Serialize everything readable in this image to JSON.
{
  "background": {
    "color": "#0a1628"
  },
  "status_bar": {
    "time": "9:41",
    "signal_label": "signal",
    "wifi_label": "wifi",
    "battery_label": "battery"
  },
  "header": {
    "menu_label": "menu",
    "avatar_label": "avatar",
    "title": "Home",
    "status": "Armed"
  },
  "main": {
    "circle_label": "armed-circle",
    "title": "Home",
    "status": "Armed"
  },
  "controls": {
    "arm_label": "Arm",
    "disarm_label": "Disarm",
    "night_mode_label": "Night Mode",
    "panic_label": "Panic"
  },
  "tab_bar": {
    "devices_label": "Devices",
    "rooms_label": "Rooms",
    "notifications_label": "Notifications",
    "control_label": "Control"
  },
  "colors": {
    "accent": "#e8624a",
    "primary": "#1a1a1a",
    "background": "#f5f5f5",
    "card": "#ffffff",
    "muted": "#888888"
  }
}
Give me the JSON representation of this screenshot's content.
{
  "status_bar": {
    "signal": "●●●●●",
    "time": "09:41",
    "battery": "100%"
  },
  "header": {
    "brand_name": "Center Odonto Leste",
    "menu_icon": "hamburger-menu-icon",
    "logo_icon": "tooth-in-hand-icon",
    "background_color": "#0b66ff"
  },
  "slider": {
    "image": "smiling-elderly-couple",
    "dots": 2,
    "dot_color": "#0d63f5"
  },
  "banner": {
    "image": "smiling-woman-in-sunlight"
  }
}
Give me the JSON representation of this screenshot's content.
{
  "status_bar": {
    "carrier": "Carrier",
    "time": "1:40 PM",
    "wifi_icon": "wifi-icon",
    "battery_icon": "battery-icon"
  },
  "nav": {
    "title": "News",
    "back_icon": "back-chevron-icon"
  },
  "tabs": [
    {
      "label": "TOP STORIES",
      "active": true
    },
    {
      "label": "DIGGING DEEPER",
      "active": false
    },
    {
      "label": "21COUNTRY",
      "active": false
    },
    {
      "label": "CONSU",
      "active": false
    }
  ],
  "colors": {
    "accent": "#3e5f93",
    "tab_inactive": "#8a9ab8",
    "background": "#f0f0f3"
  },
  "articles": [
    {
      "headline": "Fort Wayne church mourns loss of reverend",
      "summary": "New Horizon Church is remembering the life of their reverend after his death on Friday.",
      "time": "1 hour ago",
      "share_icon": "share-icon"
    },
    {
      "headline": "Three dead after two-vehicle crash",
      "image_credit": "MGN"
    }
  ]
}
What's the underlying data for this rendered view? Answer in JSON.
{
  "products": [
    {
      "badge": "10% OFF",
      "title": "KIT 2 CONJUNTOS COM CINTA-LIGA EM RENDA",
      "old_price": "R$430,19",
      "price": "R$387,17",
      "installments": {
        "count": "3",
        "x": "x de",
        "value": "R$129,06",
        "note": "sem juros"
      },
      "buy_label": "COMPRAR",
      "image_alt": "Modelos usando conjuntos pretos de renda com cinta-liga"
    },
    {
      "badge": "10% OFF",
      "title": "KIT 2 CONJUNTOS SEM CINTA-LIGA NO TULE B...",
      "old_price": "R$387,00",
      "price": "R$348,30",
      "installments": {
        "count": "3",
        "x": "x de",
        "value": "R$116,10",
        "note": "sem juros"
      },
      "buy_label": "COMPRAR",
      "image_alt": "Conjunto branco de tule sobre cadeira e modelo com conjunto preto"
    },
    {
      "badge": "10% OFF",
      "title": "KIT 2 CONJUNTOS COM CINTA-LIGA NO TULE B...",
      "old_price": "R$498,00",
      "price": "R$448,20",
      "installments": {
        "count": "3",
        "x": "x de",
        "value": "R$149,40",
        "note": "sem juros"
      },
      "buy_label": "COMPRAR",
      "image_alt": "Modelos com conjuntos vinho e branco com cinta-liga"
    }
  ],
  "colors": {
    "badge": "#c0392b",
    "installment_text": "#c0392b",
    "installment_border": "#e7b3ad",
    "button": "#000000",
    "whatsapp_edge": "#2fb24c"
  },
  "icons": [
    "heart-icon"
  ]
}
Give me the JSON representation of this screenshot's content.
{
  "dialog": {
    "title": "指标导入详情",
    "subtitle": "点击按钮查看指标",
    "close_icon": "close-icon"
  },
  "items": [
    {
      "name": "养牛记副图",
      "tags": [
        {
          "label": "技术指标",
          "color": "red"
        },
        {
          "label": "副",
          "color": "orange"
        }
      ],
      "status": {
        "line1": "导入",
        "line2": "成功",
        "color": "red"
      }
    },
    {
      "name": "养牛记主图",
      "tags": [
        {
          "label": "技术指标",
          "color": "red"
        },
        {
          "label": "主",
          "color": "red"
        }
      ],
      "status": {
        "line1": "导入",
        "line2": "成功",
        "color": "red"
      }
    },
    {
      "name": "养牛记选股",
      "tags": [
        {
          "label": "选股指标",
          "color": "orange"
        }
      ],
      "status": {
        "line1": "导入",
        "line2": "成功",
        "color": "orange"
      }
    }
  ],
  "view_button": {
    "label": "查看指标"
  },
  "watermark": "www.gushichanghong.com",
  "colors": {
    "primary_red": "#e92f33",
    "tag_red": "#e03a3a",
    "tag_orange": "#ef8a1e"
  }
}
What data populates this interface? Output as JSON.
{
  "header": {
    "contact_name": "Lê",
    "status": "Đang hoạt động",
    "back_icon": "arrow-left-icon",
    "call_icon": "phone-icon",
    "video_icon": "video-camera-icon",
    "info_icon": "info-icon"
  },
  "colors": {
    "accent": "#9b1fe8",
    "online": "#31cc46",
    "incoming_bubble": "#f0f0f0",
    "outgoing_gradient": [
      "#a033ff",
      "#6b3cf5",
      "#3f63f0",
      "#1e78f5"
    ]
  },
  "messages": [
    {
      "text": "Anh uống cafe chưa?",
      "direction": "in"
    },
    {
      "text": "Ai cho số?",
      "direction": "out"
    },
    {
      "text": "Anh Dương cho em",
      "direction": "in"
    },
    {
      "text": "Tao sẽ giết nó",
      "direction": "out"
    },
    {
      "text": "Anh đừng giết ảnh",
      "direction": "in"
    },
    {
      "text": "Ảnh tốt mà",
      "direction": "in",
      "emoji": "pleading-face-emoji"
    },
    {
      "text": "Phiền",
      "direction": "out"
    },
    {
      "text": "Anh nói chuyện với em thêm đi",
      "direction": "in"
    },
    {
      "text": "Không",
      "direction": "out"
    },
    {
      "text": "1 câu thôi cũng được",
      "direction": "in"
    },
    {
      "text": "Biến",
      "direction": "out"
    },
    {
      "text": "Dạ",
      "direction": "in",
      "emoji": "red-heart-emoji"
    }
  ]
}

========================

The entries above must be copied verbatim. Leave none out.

Solution to the exercise.
Serialize everything readable in this image to JSON.
{
  "background": {
    "color": "#0a1628"
  },
  "status_bar": {
    "time": "9:41",
    "signal_label": "signal",
    "wifi_label": "wifi",
    "battery_label": "battery"
  },
  "header": {
    "menu_label": "menu",
    "avatar_label": "avatar",
    "title": "Home",
    "status": "Armed"
  },
  "main": {
    "circle_label": "armed-circle",
    "title": "Home",
    "status": "Armed"
  },
  "controls": {
    "arm_label": "Arm",
    "disarm_label": "Disarm",
    "night_mode_label": "Night Mode",
    "panic_label": "Panic"
  },
  "tab_bar": {
    "devices_label": "Devices",
    "rooms_label": "Rooms",
    "notifications_label": "Notifications",
    "control_label": "Control"
  },
  "colors": {
    "accent": "#e8624a",
    "primary": "#1a1a1a",
    "background": "#f5f5f5",
    "card": "#ffffff",
    "muted": "#888888"
  }
}
Give me the JSON representation of this screenshot's content.
{
  "status_bar": {
    "signal": "●●●●●",
    "time": "09:41",
    "battery": "100%"
  },
  "header": {
    "brand_name": "Center Odonto Leste",
    "menu_icon": "hamburger-menu-icon",
    "logo_icon": "tooth-in-hand-icon",
    "background_color": "#0b66ff"
  },
  "slider": {
    "image": "smiling-elderly-couple",
    "dots": 2,
    "dot_color": "#0d63f5"
  },
  "banner": {
    "image": "smiling-woman-in-sunlight"
  }
}
Give me the JSON representation of this screenshot's content.
{
  "status_bar": {
    "carrier": "Carrier",
    "time": "1:40 PM",
    "wifi_icon": "wifi-icon",
    "battery_icon": "battery-icon"
  },
  "nav": {
    "title": "News",
    "back_icon": "back-chevron-icon"
  },
  "tabs": [
    {
      "label": "TOP STORIES",
      "active": true
    },
    {
      "label": "DIGGING DEEPER",
      "active": false
    },
    {
      "label": "21COUNTRY",
      "active": false
    },
    {
      "label": "CONSU",
      "active": false
    }
  ],
  "colors": {
    "accent": "#3e5f93",
    "tab_inactive": "#8a9ab8",
    "background": "#f0f0f3"
  },
  "articles": [
    {
      "headline": "Fort Wayne church mourns loss of reverend",
      "summary": "New Horizon Church is remembering the life of their reverend after his death on Friday.",
      "time": "1 hour ago",
      "share_icon": "share-icon"
    },
    {
      "headline": "Three dead after two-vehicle crash",
      "image_credit": "MGN"
    }
  ]
}
What's the underlying data for this rendered view? Answer in JSON.
{
  "products": [
    {
      "badge": "10% OFF",
      "title": "KIT 2 CONJUNTOS COM CINTA-LIGA EM RENDA",
      "old_price": "R$430,19",
      "price": "R$387,17",
      "installments": {
        "count": "3",
        "x": "x de",
        "value": "R$129,06",
        "note": "sem juros"
      },
      "buy_label": "COMPRAR",
      "image_alt": "Modelos usando conjuntos pretos de renda com cinta-liga"
    },
    {
      "badge": "10% OFF",
      "title": "KIT 2 CONJUNTOS SEM CINTA-LIGA NO TULE B...",
      "old_price": "R$387,00",
      "price": "R$348,30",
      "installments": {
        "count": "3",
        "x": "x de",
        "value": "R$116,10",
        "note": "sem juros"
      },
      "buy_label": "COMPRAR",
      "image_alt": "Conjunto branco de tule sobre cadeira e modelo com conjunto preto"
    },
    {
      "badge": "10% OFF",
      "title": "KIT 2 CONJUNTOS COM CINTA-LIGA NO TULE B...",
      "old_price": "R$498,00",
      "price": "R$448,20",
      "installments": {
        "count": "3",
        "x": "x de",
        "value": "R$149,40",
        "note": "sem juros"
      },
      "buy_label": "COMPRAR",
      "image_alt": "Modelos com conjuntos vinho e branco com cinta-liga"
    }
  ],
  "colors": {
    "badge": "#c0392b",
    "installment_text": "#c0392b",
    "installment_border": "#e7b3ad",
    "button": "#000000",
    "whatsapp_edge": "#2fb24c"
  },
  "icons": [
    "heart-icon"
  ]
}
Give me the JSON representation of this screenshot's content.
{
  "dialog": {
    "title": "指标导入详情",
    "subtitle": "点击按钮查看指标",
    "close_icon": "close-icon"
  },
  "items": [
    {
      "name": "养牛记副图",
      "tags": [
        {
          "label": "技术指标",
          "color": "red"
        },
        {
          "label": "副",
          "color": "orange"
        }
      ],
      "status": {
        "line1": "导入",
        "line2": "成功",
        "color": "red"
      }
    },
    {
      "name": "养牛记主图",
      "tags": [
        {
          "label": "技术指标",
          "color": "red"
        },
        {
          "label": "主",
          "color": "red"
        }
      ],
      "status": {
        "line1": "导入",
        "line2": "成功",
        "color": "red"
      }
    },
    {
      "name": "养牛记选股",
      "tags": [
        {
          "label": "选股指标",
          "color": "orange"
        }
      ],
      "status": {
        "line1": "导入",
        "line2": "成功",
        "color": "orange"
      }
    }
  ],
  "view_button": {
    "label": "查看指标"
  },
  "watermark": "www.gushichanghong.com",
  "colors": {
    "primary_red": "#e92f33",
    "tag_red": "#e03a3a",
    "tag_orange": "#ef8a1e"
  }
}
What data populates this interface? Output as JSON.
{
  "header": {
    "contact_name": "Lê",
    "status": "Đang hoạt động",
    "back_icon": "arrow-left-icon",
    "call_icon": "phone-icon",
    "video_icon": "video-camera-icon",
    "info_icon": "info-icon"
  },
  "colors": {
    "accent": "#9b1fe8",
    "online": "#31cc46",
    "incoming_bubble": "#f0f0f0",
    "outgoing_gradient": [
      "#a033ff",
      "#6b3cf5",
      "#3f63f0",
      "#1e78f5"
    ]
  },
  "messages": [
    {
      "text": "Anh uống cafe chưa?",
      "direction": "in"
    },
    {
      "text": "Ai cho số?",
      "direction": "out"
    },
    {
      "text": "Anh Dương cho em",
      "direction": "in"
    },
    {
      "text": "Tao sẽ giết nó",
      "direction": "out"
    },
    {
      "text": "Anh đừng giết ảnh",
      "direction": "in"
    },
    {
      "text": "Ảnh tốt mà",
      "direction": "in",
      "emoji": "pleading-face-emoji"
    },
    {
      "text": "Phiền",
      "direction": "out"
    },
    {
      "text": "Anh nói chuyện với em thêm đi",
      "direction": "in"
    },
    {
      "text": "Không",
      "direction": "out"
    },
    {
      "text": "1 câu thôi cũng được",
      "direction": "in"
    },
    {
      "text": "Biến",
      "direction": "out"
    },
    {
      "text": "Dạ",
      "direction": "in",
      "emoji": "red-heart-emoji"
    }
  ]
}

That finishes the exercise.